  9. Select the Command.
  10. In the Output tab at the bottom, click View Output.

The output will display various pieces of information including which patches were installed, the snapshot ID for the patching snapshot, and the patch baseline used.

Verifying that the instance has stopped

After the execution of the Step Function is complete, it will stop the instance. We can see this by viewing the instance in the EC2 console.

  1. Open the EC2 console at https://console.aws.amazon.com/ec2.
  2. Choose the Instances link under the Instances tab on the left.
  3. Find the EC2 instance with the Name ssm-stepfunction-demo.

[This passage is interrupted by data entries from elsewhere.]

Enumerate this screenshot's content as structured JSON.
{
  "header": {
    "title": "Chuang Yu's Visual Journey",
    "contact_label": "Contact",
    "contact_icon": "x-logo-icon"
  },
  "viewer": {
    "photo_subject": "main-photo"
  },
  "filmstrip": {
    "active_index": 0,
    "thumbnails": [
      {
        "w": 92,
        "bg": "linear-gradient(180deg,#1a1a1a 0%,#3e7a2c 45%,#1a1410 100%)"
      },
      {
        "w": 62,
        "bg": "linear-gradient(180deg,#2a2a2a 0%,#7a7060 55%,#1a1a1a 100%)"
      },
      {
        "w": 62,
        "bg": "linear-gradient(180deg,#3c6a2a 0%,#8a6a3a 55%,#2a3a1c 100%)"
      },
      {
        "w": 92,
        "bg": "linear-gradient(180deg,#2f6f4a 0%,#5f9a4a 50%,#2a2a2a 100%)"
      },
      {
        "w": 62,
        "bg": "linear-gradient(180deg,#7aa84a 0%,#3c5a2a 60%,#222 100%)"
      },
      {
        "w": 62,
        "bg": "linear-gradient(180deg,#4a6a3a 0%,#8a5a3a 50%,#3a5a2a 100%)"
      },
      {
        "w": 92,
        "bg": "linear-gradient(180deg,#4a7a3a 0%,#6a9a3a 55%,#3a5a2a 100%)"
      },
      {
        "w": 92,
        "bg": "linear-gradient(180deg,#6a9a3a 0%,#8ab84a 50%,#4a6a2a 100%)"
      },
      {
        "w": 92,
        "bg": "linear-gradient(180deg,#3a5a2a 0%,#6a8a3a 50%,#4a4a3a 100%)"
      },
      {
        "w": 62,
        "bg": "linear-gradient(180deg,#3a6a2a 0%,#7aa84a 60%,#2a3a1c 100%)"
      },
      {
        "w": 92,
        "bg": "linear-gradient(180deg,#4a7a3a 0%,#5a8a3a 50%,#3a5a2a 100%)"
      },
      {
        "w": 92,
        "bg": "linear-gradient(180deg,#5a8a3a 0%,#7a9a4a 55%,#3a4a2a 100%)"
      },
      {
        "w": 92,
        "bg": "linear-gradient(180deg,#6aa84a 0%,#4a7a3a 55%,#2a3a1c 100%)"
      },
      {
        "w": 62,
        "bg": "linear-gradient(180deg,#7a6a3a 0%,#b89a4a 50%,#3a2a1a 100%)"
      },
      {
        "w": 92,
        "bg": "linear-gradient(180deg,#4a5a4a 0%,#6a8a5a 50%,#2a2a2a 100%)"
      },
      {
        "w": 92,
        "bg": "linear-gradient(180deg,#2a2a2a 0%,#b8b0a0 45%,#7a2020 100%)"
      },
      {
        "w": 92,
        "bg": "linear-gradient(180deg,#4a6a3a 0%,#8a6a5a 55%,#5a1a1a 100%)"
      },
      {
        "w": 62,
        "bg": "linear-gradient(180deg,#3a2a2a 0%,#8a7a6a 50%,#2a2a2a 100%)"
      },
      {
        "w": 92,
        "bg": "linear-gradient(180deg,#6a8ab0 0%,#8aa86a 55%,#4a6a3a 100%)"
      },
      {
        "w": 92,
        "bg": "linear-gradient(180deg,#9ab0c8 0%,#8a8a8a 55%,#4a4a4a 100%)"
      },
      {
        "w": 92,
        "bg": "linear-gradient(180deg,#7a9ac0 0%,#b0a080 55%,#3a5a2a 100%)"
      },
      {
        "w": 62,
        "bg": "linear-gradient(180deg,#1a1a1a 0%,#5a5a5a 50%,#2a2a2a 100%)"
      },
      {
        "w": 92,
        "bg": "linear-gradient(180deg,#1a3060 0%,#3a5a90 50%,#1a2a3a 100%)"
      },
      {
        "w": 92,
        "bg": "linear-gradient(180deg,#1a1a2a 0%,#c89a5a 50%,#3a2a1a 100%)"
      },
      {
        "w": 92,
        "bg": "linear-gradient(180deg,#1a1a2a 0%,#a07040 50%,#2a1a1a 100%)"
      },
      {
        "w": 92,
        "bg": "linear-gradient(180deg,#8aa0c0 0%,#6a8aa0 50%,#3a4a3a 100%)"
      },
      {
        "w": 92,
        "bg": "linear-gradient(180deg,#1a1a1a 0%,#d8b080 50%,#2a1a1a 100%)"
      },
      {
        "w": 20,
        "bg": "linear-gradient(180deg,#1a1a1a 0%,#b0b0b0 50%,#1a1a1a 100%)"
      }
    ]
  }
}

Conclusion

In this post, I have shown you how to use CloudFormation to create a Maintenance Window that executes a Step Function, which uses Patch Manager to patch long running instances that we don’t want to keep on at all times. You can use CloudFormation to easily deploy Maintenance Windows across multiple Regions to ensure that resources are properly patched and that the states of your resources are as you expect. This also greatly reduces the burden of keeping Maintenance Windows in sync across Regions, guaranteeing that the Maintenance Windows are all operating in the same manner.

For further information regarding using some of the AWS services in this blog post see the following user guides:

Maintenance Window User Guide
Patch Manager User Guide
Step Functions User Guide
Lambda User Guide
CloudFormation User Guide

About the Author

 

Spencer Glazier is a Software Development Engineer on the AWS Systems Manager team. He’s passionate about delivering products and services that enables customers to do more, faster and cheaper. In his free time he enjoys getting up early to run along the narrow streets of Seattle and spending time with his family.